Education: 2010-2016: Stanford University, Ph.D. in German Studies; Dissertation Project: Capitalizing on the Avant-Garde? An Analysis of Adversarial Authors’ Marketing Strategies in the Second Half of the 20th Century. Current Research Project: Mapping the German Cultural Sphere – A Digital Network Analysis of Siegfried Unseld’s Travel Notes 2015: Stipendium “Digital Humanities” from the Marbach Weimar Wolfenbüttel Research Association CESTA Graduate Research Fellow 2015-2016 2009-2010: Brown University, Graduate Exchange Fellow. 1999-2009: Humboldt-Universität zu Berlin, M.A. in Modern German Literature and Philosophy. Publications and Presentations: “Ein Rückzug aus dem ‘Reden über Politik’ in das ‘Schweigen der Kunst’? Aspekte der Gottfried-Benn-Rezeption Heiner Müllers.” Literatur ohne Land? Ed. Janine Ludwig and Mirjam Meuser. Freiburg: Fwpf, 2009. 93-109. Print. “‘Autodrama’ and Ambivalence – On Resistance and Utopia in Heiner Müller’s Bildbeschreibung“ GSA Seminar: Aesthetischer Eigensinn | Aesthetic Obstinacy; September 20th, 2014 Kansas City.

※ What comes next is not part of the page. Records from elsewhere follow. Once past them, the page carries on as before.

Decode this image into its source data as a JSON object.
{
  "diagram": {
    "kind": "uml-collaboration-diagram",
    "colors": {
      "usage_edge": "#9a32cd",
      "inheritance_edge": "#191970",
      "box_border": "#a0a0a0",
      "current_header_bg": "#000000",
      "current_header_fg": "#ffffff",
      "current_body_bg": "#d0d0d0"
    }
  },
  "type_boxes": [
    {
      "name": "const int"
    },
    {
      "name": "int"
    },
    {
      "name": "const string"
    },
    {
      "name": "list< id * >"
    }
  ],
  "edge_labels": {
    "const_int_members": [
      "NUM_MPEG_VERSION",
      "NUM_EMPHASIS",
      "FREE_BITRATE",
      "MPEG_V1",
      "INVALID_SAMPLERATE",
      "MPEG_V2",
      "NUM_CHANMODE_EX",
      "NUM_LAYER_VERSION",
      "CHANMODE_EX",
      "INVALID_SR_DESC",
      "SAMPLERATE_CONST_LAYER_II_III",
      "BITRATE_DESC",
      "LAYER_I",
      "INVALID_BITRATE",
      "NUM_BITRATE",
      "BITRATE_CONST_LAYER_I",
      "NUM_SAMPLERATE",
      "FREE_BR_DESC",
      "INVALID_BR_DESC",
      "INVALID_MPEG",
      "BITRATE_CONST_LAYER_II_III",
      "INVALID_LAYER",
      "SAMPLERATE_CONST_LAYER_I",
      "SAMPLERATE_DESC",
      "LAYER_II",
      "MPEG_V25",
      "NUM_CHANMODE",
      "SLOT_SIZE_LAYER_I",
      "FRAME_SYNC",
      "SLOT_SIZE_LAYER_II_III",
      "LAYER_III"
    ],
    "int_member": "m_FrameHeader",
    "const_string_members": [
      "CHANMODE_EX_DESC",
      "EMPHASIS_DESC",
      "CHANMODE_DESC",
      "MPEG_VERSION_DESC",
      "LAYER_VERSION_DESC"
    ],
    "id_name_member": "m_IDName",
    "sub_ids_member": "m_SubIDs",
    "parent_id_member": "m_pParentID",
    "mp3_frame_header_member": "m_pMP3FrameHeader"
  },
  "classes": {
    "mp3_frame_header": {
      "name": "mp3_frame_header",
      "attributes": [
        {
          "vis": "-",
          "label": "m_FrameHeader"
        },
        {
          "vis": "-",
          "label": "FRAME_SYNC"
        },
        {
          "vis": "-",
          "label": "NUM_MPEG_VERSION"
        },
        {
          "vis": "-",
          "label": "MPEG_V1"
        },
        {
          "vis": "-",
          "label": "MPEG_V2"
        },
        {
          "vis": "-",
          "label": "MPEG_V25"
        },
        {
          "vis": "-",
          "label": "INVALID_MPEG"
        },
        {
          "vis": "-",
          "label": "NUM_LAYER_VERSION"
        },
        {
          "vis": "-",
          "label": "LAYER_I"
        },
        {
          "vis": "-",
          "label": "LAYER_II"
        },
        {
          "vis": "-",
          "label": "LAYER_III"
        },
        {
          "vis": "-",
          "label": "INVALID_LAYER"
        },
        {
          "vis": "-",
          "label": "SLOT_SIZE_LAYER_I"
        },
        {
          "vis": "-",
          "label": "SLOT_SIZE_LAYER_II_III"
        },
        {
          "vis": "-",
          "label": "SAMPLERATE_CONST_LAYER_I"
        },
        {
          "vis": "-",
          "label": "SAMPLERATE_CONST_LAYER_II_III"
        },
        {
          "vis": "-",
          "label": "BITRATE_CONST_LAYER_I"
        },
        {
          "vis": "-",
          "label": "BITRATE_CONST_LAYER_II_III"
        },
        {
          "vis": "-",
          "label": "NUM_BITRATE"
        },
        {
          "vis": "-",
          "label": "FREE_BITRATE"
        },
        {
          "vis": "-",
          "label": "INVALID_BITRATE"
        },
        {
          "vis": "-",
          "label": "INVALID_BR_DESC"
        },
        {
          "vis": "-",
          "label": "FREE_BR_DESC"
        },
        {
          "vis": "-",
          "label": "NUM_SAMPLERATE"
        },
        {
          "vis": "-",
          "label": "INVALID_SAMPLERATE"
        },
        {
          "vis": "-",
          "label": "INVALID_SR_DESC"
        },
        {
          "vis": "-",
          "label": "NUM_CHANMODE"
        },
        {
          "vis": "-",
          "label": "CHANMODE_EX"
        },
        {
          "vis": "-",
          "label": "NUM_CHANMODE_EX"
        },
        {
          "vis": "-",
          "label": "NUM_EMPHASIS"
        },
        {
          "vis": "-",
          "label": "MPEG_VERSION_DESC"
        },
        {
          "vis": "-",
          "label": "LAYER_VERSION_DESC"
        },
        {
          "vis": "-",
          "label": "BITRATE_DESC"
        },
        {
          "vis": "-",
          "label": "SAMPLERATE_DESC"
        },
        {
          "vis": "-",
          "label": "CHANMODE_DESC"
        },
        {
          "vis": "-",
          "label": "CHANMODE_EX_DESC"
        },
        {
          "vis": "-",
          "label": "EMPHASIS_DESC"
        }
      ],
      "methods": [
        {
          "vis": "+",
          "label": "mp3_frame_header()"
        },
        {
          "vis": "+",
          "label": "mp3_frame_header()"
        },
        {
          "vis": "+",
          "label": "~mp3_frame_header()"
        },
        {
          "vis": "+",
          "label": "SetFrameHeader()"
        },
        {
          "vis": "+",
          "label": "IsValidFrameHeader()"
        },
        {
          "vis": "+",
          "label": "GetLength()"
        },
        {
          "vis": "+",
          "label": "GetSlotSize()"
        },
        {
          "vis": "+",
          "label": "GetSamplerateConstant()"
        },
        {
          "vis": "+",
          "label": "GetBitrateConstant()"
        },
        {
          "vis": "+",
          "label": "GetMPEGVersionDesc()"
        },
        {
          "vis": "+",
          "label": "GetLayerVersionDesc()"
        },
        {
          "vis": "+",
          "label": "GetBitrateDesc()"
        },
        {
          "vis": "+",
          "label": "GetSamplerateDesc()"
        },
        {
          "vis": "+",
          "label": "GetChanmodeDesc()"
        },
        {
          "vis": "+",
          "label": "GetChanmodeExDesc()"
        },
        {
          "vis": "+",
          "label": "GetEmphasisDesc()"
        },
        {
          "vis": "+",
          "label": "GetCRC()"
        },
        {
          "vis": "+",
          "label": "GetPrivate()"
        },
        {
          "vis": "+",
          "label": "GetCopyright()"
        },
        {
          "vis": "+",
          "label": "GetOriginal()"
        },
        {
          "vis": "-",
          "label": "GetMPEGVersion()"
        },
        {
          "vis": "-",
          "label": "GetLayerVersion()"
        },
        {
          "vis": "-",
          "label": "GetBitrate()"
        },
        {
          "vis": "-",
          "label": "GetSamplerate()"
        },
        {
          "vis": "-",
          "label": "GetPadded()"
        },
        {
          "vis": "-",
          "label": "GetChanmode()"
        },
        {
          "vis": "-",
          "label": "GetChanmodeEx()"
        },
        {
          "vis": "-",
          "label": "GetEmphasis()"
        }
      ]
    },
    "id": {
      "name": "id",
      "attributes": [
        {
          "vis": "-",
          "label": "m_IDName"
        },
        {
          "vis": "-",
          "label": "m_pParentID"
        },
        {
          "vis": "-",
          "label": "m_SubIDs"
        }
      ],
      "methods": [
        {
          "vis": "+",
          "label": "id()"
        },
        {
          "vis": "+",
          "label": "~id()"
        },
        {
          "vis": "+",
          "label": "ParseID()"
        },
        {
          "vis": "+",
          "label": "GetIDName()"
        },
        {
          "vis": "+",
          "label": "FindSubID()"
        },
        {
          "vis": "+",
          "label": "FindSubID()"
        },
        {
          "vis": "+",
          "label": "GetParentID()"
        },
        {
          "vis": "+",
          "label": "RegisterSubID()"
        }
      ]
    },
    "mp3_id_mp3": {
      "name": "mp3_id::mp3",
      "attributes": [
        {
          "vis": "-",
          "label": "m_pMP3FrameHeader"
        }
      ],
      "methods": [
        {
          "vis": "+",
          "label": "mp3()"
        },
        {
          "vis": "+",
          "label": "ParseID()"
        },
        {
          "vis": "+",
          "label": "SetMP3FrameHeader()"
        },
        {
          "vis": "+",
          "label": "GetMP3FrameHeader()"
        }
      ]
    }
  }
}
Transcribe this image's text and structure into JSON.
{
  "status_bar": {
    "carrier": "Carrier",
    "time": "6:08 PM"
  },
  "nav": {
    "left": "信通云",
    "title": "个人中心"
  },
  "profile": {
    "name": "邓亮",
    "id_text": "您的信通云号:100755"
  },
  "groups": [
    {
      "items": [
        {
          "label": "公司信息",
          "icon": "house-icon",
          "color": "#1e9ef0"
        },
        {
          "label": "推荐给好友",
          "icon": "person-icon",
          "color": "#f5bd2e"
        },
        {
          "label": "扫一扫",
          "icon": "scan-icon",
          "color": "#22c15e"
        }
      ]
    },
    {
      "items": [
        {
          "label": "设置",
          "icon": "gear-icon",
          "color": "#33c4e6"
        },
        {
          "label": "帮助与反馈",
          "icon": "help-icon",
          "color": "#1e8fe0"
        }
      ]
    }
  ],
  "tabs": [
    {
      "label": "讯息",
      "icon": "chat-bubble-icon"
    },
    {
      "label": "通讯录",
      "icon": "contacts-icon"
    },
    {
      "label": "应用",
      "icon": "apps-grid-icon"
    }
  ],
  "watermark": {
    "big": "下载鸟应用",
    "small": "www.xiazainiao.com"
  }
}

Martin Sheehan, Tennessee Technological University
Asst. Prof. of German, Tennessee Tech U, 2011-present University of Virginia, MA (03), PhD (09) Scholarly Publications (Selected) “A Sense of Place, a Place of Sense: The Comedic Function of Setting in Herr Peter Squentz.” in Earthly and Spiritual Pleasures in Medieval Life, Literature, Art, and Music: In Memory of Ulrich Müller. Ed. Sibylle Jefferis. Göppinger Arbeiten zur Germanistik 779. Göppingen: Kümmerle Verlag, 2014. “The Comic Frustration of the Comedic in Hauptmann’s Der Biberpelz,” Seminar.48:2 (2012): 200-217. “The Spectacle of Resolution in Der Hofmeister,” Studia Neophilologica. 83:1 (2011): 81-93. Interactive Textbooks Sheehan, Martin and Raphaela Tkotzyk. Deutsch als Fremdsprache Interaktiv A1 Teil 1. Digital Lingua Press. May 28, 2014. IBook file. –. Deutsch Interaktiv, Einführung. Digital Lingua Press. June 5, 2013. IBook file. –, Deutsch Interaktiv, Thema 1. Digital Lingua Press. June 5, 2013. IBook file.
Sibel Sayili-Hurley, University of Pennsylvania
Lecturer Department of Germanic Languages & Literatures University of Pennsylvania Sibel Sayılı-Hurley completed her Ph.D. in Comparative Literature at Purdue University. She has taught a wide variety of courses in German language and literature and comparative literature. At Penn she has taught beginning and intermediate German courses. Her research interests include transnational studies, foreign language pedagogy and instructional technologies.
Kira Thurman, University of Michigan
Assistant Prof. in German and History at the University of Michigan PhD: University of Rochester, 2013. Research interests: German history, musicology, Africana Studies Publications: “Singing the Civilizing Mission in the Land of Bach, Beethoven, and Brahms: The Fisk Jubilee Singers in 1870s Germany” in Journal of World History (Special Issue: “Preaching the Civilizing Mission”), Volume 27, No. 2 (Summer 2016). “The German Lied and the Songs of Black Volk.” Invited contribution to “Colloquy: Studying the Lied: Hermeneutic Traditions and the Challenges of Performance,” in Journal of the American Musicological Society, Vol. 67, No. 2 (August 2014). “Black Venus, White Bayreuth: Race, Sexuality, and the De-Politicization of Wagner in Postwar West Germany” in German Studies Review, Vol. 35, No. 3 (October 2012). Courses Taught: “Race After Hitler: Nationalism and Ethnic Violence in Europe Since 1945” “Germany and the Black Diaspora” “Music and National Identity”